Today, Smith combines his experiences in these three areas — writing, photography, and sports — in his work with children's books. Rimshots, his first book, is a collection of stories and poems mixed with gritty black and white photos. While many of his books, like Hoop Kings, Hoop Queens, Tall Tales and Short Takes, focus on basketball, Smith has diverse interests. Baseball gets its due in Diamond Life, while the definition of what it means to be American is celebrated through images and words in I Am America. His recent work celebrates those who have inspired him, such as Muhammad Ali in Twelve Rounds to Glory and subjects he's been interested in since he was a kid, such as The Mighty 12, which celebrates Greek gods and goddesses. Of the distinctive niche Charles R. Smith Jr. fills with his books, he notes, "I want to show students, particularly boys, that there are many ways to pursue their interests, no matter what they may be."

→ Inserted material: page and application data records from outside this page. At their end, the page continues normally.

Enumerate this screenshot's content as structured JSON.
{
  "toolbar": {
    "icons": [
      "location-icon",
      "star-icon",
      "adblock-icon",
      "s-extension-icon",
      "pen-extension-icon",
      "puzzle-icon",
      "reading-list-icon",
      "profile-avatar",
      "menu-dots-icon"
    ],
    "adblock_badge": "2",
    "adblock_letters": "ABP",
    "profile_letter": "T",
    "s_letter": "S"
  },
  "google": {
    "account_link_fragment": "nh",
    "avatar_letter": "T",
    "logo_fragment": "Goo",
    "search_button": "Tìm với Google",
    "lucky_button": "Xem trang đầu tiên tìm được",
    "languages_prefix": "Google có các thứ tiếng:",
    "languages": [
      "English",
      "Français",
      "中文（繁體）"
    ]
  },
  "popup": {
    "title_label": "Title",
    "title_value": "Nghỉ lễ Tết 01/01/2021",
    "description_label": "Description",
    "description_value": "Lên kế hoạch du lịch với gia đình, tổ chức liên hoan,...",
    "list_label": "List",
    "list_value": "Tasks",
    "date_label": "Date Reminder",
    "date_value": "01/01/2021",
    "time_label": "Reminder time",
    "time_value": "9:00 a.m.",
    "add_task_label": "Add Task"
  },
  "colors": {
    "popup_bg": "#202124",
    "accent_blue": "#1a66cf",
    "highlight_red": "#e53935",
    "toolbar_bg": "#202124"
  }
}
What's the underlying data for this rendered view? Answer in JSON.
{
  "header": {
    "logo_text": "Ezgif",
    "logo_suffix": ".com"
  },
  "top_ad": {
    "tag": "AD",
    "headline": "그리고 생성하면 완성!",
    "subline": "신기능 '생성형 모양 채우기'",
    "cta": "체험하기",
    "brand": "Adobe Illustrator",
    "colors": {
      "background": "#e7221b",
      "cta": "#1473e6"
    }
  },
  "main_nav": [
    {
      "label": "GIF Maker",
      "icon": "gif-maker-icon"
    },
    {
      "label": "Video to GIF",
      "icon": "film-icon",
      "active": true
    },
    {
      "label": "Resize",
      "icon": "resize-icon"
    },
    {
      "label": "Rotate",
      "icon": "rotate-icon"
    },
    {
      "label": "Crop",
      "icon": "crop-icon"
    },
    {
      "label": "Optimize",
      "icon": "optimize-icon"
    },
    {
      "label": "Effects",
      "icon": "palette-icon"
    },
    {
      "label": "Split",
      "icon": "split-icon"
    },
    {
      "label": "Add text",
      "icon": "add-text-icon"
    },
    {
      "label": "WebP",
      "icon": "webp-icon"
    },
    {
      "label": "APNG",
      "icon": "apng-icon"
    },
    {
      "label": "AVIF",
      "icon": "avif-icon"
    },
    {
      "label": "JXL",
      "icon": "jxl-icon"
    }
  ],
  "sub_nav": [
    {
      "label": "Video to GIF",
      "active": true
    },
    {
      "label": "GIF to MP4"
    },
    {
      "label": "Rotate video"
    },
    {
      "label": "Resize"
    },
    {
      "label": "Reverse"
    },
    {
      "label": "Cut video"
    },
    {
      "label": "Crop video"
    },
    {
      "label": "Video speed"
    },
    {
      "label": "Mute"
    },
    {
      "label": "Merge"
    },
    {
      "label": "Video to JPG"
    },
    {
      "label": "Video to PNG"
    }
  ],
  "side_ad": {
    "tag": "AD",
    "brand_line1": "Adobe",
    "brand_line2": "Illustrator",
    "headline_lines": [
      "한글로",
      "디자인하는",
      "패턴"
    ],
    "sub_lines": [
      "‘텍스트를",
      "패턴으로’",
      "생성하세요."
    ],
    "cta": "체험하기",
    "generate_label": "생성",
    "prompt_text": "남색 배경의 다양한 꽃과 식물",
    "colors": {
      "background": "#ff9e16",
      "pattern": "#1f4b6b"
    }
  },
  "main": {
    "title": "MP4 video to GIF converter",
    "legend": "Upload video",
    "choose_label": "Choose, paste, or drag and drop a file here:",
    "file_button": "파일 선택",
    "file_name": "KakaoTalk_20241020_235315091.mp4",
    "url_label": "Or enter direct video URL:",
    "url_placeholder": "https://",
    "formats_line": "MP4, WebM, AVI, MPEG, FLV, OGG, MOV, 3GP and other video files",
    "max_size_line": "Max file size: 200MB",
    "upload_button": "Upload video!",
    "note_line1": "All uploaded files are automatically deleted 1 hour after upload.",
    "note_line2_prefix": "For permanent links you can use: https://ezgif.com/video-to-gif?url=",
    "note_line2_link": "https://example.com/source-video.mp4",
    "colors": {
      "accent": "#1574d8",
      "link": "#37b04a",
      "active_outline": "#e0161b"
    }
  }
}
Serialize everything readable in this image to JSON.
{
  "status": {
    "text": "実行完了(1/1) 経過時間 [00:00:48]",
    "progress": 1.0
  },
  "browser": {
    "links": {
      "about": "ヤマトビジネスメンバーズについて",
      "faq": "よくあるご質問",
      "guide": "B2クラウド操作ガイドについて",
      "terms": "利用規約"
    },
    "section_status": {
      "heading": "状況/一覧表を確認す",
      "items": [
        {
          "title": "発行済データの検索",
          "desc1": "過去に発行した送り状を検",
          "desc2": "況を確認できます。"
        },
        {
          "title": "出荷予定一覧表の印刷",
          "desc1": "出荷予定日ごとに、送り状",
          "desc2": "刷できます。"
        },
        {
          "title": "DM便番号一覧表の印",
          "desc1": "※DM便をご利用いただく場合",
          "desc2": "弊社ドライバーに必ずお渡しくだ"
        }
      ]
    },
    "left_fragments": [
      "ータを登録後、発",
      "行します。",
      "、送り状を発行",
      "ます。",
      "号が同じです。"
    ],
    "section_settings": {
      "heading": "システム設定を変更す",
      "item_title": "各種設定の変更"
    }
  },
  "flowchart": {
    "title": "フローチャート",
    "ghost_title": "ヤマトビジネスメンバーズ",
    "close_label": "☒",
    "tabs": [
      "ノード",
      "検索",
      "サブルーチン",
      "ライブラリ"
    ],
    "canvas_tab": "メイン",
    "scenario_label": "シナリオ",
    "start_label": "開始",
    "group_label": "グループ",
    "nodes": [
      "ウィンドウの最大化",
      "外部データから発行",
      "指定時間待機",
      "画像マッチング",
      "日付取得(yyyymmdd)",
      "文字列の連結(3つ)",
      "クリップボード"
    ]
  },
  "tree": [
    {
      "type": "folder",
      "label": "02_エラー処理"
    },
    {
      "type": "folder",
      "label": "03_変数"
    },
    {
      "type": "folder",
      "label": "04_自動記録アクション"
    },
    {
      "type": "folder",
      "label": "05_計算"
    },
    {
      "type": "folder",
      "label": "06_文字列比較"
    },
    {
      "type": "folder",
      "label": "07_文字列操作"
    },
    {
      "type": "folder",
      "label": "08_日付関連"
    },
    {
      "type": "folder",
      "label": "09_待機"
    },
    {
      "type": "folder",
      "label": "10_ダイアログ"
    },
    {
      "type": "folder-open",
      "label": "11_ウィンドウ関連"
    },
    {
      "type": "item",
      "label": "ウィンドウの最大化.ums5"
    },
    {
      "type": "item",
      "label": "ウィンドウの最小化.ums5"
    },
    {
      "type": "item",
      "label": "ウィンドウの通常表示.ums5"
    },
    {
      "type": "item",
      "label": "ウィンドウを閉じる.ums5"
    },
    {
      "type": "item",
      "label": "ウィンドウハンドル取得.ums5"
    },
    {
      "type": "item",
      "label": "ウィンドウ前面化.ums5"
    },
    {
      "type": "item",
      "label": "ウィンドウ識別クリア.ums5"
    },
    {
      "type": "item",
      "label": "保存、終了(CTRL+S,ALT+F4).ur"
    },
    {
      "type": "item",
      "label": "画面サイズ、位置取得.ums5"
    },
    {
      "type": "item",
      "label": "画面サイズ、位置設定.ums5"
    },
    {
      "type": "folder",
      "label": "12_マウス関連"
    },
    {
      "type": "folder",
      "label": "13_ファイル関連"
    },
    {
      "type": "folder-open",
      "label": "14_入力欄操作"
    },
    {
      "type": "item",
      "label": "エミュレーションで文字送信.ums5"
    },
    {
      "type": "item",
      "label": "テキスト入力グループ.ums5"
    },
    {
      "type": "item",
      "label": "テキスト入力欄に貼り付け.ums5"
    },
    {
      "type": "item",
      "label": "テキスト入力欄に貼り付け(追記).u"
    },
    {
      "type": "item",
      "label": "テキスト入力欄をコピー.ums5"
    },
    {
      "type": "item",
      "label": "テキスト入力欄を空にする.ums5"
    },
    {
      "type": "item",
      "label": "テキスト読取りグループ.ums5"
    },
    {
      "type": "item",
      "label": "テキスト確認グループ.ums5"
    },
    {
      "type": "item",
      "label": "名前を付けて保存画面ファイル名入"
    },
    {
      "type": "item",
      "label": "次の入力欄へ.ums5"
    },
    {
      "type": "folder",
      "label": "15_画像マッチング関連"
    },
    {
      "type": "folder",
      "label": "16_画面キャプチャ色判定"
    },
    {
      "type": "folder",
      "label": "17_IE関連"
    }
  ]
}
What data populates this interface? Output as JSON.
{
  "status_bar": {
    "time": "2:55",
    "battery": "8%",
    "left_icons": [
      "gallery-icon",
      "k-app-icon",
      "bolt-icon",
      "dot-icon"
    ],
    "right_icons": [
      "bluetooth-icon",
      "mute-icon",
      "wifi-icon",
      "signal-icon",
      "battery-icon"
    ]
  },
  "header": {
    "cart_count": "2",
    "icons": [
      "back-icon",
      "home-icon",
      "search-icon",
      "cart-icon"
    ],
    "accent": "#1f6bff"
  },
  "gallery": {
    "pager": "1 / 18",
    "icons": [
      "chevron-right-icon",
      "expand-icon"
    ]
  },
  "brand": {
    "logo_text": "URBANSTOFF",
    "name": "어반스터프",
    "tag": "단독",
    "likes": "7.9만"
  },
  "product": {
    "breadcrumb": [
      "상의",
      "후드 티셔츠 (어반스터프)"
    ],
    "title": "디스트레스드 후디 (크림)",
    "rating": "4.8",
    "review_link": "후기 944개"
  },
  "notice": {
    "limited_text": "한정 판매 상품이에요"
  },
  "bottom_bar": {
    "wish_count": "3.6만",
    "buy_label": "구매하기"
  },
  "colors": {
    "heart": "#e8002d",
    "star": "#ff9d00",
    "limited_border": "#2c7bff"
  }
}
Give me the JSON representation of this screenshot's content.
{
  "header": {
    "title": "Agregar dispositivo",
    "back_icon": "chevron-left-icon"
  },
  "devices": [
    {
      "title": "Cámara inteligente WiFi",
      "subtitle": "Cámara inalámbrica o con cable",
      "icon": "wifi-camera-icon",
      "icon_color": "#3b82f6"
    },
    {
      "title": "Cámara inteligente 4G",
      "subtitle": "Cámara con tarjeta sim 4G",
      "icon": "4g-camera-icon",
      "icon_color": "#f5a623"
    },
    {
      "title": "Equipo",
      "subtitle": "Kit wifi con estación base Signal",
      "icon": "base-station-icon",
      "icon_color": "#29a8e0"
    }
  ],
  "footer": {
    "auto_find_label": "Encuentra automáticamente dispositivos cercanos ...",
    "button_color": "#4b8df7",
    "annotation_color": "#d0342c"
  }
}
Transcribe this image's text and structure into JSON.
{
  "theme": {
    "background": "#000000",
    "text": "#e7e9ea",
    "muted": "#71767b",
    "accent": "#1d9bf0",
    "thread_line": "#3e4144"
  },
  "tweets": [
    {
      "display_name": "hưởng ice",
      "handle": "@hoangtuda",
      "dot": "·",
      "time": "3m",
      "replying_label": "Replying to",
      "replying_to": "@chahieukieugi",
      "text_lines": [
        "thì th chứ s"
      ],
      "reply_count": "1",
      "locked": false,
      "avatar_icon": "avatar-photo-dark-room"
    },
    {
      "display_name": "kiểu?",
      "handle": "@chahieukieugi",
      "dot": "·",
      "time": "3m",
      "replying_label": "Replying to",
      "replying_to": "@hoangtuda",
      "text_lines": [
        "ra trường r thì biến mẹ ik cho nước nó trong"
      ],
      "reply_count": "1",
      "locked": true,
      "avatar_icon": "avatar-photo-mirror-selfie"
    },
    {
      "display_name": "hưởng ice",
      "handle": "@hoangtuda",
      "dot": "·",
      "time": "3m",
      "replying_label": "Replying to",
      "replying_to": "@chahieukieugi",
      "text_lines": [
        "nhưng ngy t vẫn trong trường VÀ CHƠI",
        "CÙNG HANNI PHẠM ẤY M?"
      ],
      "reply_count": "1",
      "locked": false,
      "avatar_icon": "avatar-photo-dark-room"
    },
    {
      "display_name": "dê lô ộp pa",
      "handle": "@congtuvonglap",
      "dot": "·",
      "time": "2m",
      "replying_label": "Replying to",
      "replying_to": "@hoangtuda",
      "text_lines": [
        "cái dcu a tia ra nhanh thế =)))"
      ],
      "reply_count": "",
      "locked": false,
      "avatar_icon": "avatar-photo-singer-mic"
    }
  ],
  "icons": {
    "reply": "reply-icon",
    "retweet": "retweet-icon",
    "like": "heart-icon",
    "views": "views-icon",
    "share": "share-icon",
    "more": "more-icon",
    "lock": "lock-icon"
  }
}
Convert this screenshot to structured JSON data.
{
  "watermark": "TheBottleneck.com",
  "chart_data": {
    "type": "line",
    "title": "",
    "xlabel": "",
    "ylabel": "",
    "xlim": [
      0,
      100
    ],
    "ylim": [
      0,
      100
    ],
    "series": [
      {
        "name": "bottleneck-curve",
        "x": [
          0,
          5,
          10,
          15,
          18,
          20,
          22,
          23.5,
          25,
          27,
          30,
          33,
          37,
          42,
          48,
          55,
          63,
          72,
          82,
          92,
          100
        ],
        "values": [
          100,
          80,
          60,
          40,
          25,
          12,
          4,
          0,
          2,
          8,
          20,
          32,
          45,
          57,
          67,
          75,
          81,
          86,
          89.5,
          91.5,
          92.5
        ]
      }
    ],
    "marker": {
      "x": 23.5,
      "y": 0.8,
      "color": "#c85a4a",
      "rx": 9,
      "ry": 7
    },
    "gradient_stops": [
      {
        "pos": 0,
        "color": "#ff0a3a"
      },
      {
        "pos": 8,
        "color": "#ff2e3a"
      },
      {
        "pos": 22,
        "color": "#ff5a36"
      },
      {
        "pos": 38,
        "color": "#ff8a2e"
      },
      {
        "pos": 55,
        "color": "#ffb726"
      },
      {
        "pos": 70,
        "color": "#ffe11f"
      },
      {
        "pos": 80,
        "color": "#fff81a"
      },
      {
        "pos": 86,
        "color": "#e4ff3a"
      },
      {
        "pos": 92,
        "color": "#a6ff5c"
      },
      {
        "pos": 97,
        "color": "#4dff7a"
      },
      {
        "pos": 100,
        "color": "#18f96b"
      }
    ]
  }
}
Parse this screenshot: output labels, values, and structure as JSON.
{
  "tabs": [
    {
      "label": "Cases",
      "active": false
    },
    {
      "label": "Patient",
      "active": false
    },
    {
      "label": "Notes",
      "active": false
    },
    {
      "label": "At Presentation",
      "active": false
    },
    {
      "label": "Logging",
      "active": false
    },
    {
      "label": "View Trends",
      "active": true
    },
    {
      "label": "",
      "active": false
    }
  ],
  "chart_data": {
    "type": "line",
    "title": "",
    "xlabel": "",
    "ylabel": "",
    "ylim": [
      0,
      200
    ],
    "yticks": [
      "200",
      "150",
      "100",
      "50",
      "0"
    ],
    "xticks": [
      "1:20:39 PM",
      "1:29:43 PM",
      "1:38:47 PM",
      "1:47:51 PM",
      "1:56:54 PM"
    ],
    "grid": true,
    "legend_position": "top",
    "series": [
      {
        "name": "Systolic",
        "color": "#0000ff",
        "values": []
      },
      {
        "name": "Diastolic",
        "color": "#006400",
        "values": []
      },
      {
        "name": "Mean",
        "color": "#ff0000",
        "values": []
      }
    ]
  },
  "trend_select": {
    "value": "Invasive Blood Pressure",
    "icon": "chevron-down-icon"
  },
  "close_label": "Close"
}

Smith lives in Poughkeepsie, New York, with his wife and their three children.

Books by This Author

Black Jack: The Ballad of Jack Johnson

Illustrated by: Shane W. Evans
Age Level: 6-9
Arthur John Johnson became known as Black Jack, the world's first black heavyweight champion and one of the best known boxers of the 20th century. Readers meet him through a rhythmic text and bold illustrations that present a clever, hardworking, and confident man. The book is published just in time to commemorate the anniversary of historic fight, July 4, 1910.

I Am America

Age Level: 3-6
Language: English

Look how different we are and see how much we are the same! Readers will surely see themselves in the pages of this book, which is full of color photographs of children's faces. The rhyming text and images celebrate the tapestry of cultures, religions, and physical appearances of children throughout the United States.